- **Description of the task**: Leave out the pictures and copy every record exactly.

(Interface dataset entries)
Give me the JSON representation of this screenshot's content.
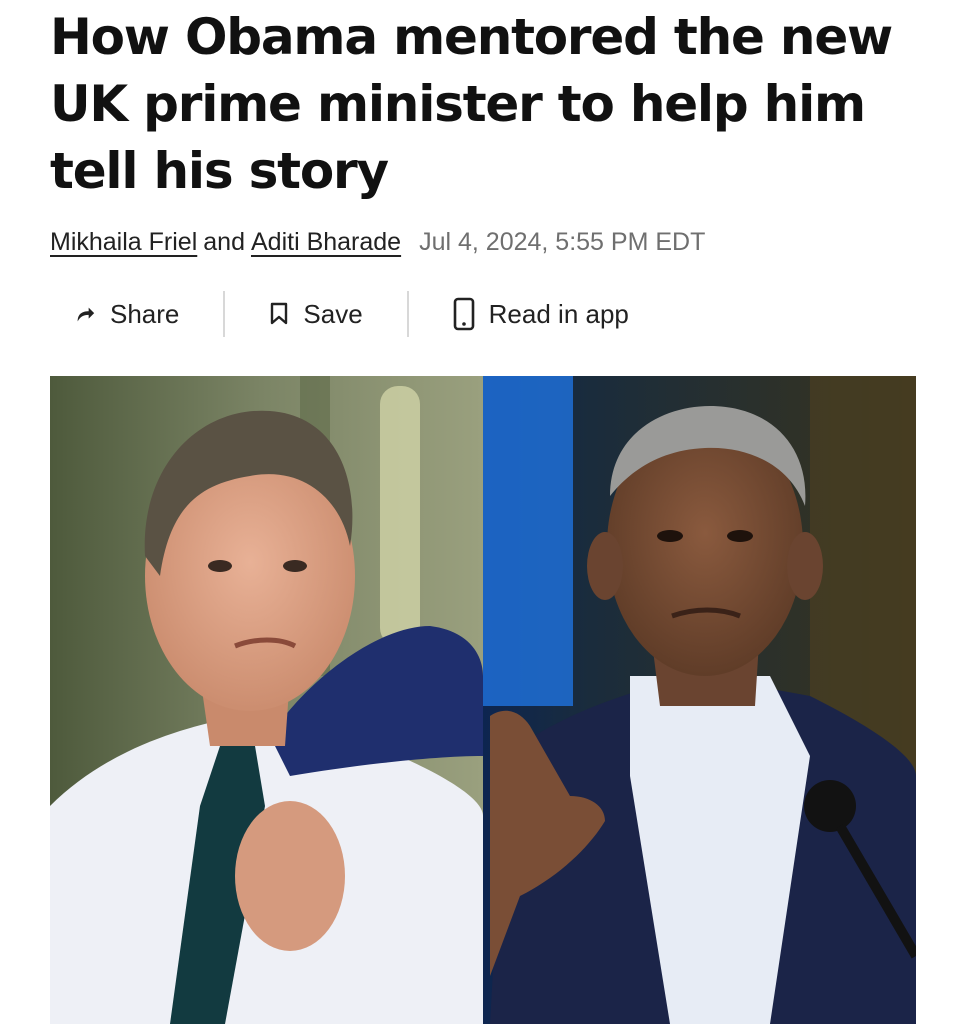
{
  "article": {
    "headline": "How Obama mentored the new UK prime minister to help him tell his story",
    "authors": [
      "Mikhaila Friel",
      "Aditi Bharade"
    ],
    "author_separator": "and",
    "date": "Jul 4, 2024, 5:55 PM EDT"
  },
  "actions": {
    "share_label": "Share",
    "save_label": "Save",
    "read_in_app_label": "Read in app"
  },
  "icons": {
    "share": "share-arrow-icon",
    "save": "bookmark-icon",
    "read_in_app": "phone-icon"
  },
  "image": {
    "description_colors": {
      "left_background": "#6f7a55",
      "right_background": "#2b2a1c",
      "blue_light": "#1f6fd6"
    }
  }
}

- **Response below**:
Give me the JSON representation of this screenshot's content.
{
  "article": {
    "headline": "How Obama mentored the new UK prime minister to help him tell his story",
    "authors": [
      "Mikhaila Friel",
      "Aditi Bharade"
    ],
    "author_separator": "and",
    "date": "Jul 4, 2024, 5:55 PM EDT"
  },
  "actions": {
    "share_label": "Share",
    "save_label": "Save",
    "read_in_app_label": "Read in app"
  },
  "icons": {
    "share": "share-arrow-icon",
    "save": "bookmark-icon",
    "read_in_app": "phone-icon"
  },
  "image": {
    "description_colors": {
      "left_background": "#6f7a55",
      "right_background": "#2b2a1c",
      "blue_light": "#1f6fd6"
    }
  }
}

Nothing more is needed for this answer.